From there, looking at the left-handed bat need it just seems like Mitch Moreland is too perfect of a fit. The organization loves him. He is extremely comfortable here. He has the leadership qualities you want with someone who would play alongside a young player like Bobby Dalbec. And he has shown he can play that part-time role and also come through late in games off the bench when needed. If for whatever reason that doesn’t work out, other possibilities would be, in no particular order, Brad Miller, Jake Lamb, Derek Dietrich or Logan Morrison, among others. But again, Moreland just makes too much sense and you can probably get him for a million bucks or two, I would think.
And then finally we get to the bullpen. I personally would like to see another late-inning arm here. Matt Barnes and Adam Ottavino have the upside, but there’s also some fair amount of downside as well with their command issues. However, the market is starting to dry up with late-inning free agents, and they would probably have to go super cheap at the other spots to have a chance at, say, Alex Colomé or Trevor Rosenthal while staying under the tax line. More likely I think we see them wait until right before camp and see who falls through the cracks from the next tier down, thinking about guys like Tyler Clippard, Cam Bedrosian, Tommy Hunter, Shane Greene, Sergio Romo, Chaz Roe. There are a lot of those players, and the Red Sox could probably find one on the cheap.
So, it’s going to be difficult, but not impossible, to address the remaining holes on the roster if they do want to stay below the tax. We do have to mention the possibility of opening up more money, though. An Andrew Benintendi trade would probably be the most likely way. If they didn’t get back major-league players, that would open up a bit over $6 million more to play with, which is not insignificant at this point. Of course, that would also open up another hole to fill in the outfield. I suspect something will come with Dustin Pedroia soon, though I wouldn’t expect whatever resolution they come to to have an effect on the luxury tax situation.
And then there’s the wildcard possibility of David Price opting out again. It doesn’t seem particularly likely, though the possibility was raised by his manager in December. If it were to happen it would probably be too late to take advantage of on the free agent market, but perhaps they could then get aggressive in a Benintendi trade and then make another move to take on Kris Bryant’s contract or something along those lines. Again, this is not a situation I would bank on happening, but the outside chance is worth mentioning.
Ultimately, I think Chaim Bloom and company have done a solid job at filling the most important holes here, and now they will have to continue to be creative to fill the rest of the holes with the limited money they have left under the tax. Which, again, they may go over by a bit, but it’s hard to know.
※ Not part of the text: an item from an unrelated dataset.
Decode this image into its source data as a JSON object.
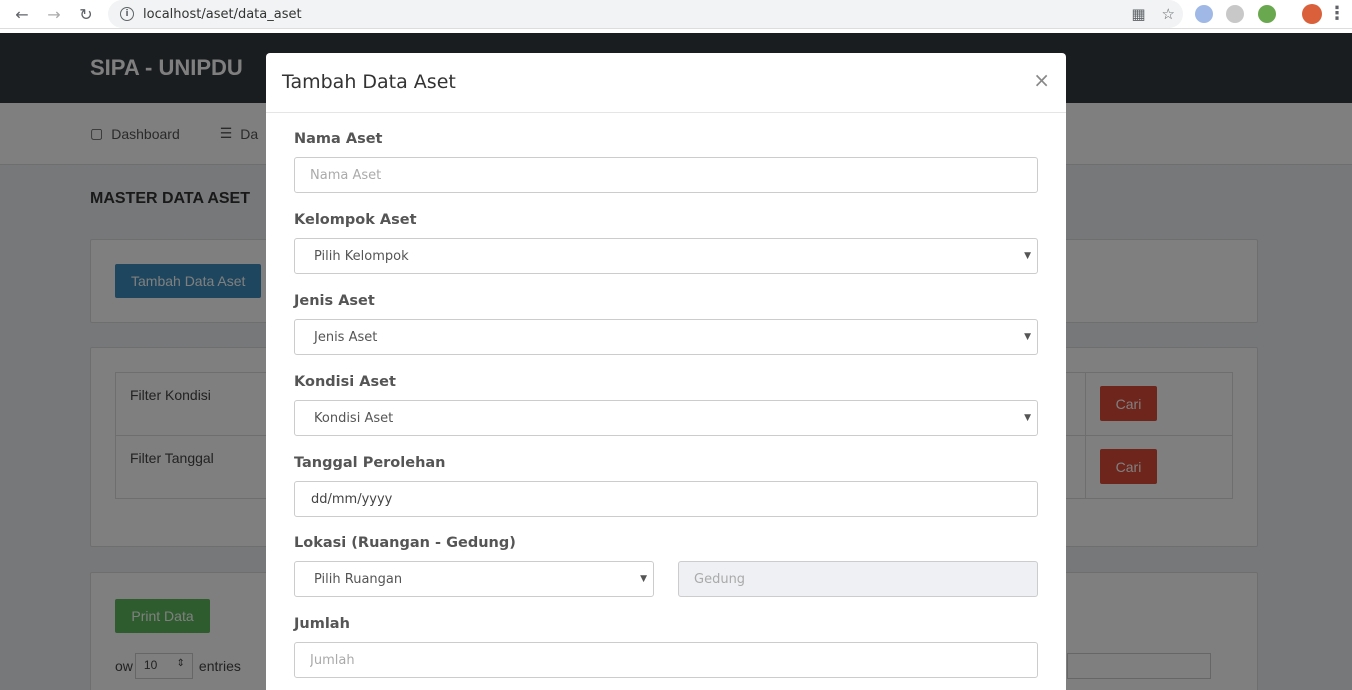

If we assume no moves are made to clear significant salary — which isn’t necessarily a safe assumption but it makes an exercise like this easier — I think the best move would be to sign Moreland and one of those cheap second basemen and then use whatever’s left to get the best reliever you can buy with the leftover money.